Kippenberger and Roth are considered to be two of the most influential artists of recent decades. Both produced prolific bodies of work that reflect a common interest in unconventional media, techniques and subject matter, harnessing everyday objects, language and imagery. Collage and assemblege are central to both artists' practice, as are collaboration and studio practice.
Hauser & Wirth are delighted to present the inaugural exhibition at Coppermill, the gallery’s new East End space. The exhibition will display works by Martin Kippenberger and Dieter Roth. Kippenberger and Roth are considered to be two of the most influential artists of recent decades. Both produced prolific bodies of work that reflect a common interest in unconventional media, techniques and subject matter, harnessing everyday objects, language and imagery. Collage and assemblege are central to both artists' practice, as are collaboration and studio practice. Though Roth was from an older generation, his working methods were similar to those of Kippenberger, both artists displaying a shared fascination with deconstruction and failure as means of creating art. This exhibition will explore the similarities and differences between these two great figures, and will be the first exhibition in the UK to focus on Kippenberger and Roth.

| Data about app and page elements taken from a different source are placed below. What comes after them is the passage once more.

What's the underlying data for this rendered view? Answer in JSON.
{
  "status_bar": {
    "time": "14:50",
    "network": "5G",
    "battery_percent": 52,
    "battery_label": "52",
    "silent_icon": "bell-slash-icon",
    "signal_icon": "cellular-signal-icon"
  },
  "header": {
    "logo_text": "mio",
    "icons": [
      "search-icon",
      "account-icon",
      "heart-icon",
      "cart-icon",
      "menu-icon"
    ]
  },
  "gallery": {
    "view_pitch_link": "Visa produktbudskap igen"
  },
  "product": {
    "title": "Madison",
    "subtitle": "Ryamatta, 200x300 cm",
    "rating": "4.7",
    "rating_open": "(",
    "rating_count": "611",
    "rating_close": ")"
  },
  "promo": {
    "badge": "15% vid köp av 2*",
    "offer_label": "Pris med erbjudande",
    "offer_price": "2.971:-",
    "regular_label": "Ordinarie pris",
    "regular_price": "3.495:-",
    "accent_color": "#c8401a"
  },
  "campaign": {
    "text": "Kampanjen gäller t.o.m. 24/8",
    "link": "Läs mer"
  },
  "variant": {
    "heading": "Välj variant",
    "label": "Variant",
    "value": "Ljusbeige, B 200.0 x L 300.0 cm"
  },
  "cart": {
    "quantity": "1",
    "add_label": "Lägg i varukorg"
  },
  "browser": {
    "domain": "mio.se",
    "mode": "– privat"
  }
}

The works of Dieter Roth defy the boundaries of medium. His oeuvre includes experimental books and prints, as well as painting, collage, sculpture and works that combine all of these in large scale multimedia assemblages. In these, Roth explored the messy processes of art making and integrated into his work the unpredictable element of change and decay. He employed ephemeral materials that were subject to decomposition, and created large scale installations that were moulded and changed over time. His work Grobe Tischruine (Large Table Ruin) - a mixed media installation that incorporates tables and other objects from the artist’s Stuttgart studio - was begun in around 1974, though remained a work in progress for two decades, modified and extended at each subsequent exhibition until it reached over twelve metres in length. By presenting the site and tools of artistic creation as a work in its own right, Roth raised questions as to the criteria of art and the nature of artistic expression.
Martin Kippenberger’s career was similarly prolific and varied. He produced paintings, objects, sculptures and installations as well as books and posters. Kippenberger constantly reinvented his art and his artistic persona, drawing on popular culture, politics, history, literature and autobiography. He countered high art with anecdote and satirical one liners, employing anachronistic references and strategic malapropism. His working practices systematically challenged issues of authenticity and originality through appropriation, collaboration and delegation. For the 1981 exhibition Lieber Maler Male Mir, he hired a Berlin sign-painter to produce selected images, and frequently delegated the physical production of works to his throng of studio assistants. Kippenberger produced several major series of paintings, comprising as many as twenty-one panels that bear individual titles as well as a group one. They function almost as exhibitions in themselves, presenting a cacophany of styles and allusions that compete for attention.
Dieter Roth (born Hannover 1930) trained initially as a graphic artist, though he began to make experimental works in various media in 1954. He lived in Copenhagen between 1955 and 1957, before moving to Reykjavik, Iceland, where he had his first solo exhibition in 1958. In 1960, Roth received a William and Noma Copley Foundation Award. He lived in the USA from 1964-67, teaching at Yale. In 1968-71, he held a Professorship at the Staatliche Kunstakademie, Dusseldorf. Throughout the 1970s and 1980s his reputation grew, with exhibitions internationally, including in Dusseldorf in 1973; Barcelona in 1977; and Chicago in 1984. He began to make a systematic inventory of his works on filing cards. In 1986, Roth won the Charles Nypels Prize, in 1989 the Lichtwark Prize of the City of Hamburg, and in 1991 the Prix Caran d’Ache Beaux-Arts, Geneva. In 1990, he established the Dieter Roth Foundation in Hamburg. He was working to consolidate its archives when he died in Basle in 1998. Roth was the subject of a major posthumous retrospective at Schaulager Basel, the Museum Ludwig, Cologne, the Museum of Modern Art and PS1, New York in 2004.
Martin Kippenberger (born Dortmund 1953) studied at the Hamburg Art Academy from 1972, quitting after 16 semesters. He begun painting whilst in Florence in 1976, producing an ambitious though incomplete series of paintings. He spent the following years in a number of cities, including Hamburg, Berlin and Paris. His first large scale museum exhibition was held at the Hessisches Landesmuseum, Darmstadt, in 1986. This was followed quickly by exhibitions in Cologne, Vienna and New York. During the 1990s, Kippenberger taught at the University of Kassel, and also at Yale University, in Nice and Amsterdam. Shortly after the opening of his retrospective exhibition at the Muse'e d’art Moderne et Contemporain, Geneva, Kippenberger died in Vienna on 7 March 1997. The recent retrospective at Tate Modern is the first major museum retrospective of Kippenberger’s work in Britain.
Private View: May 25, 6 - 9 pm
Hauser & Wirth
196A Piccadilly - London
Hours: Thursday to Sunday 12 - 7 pm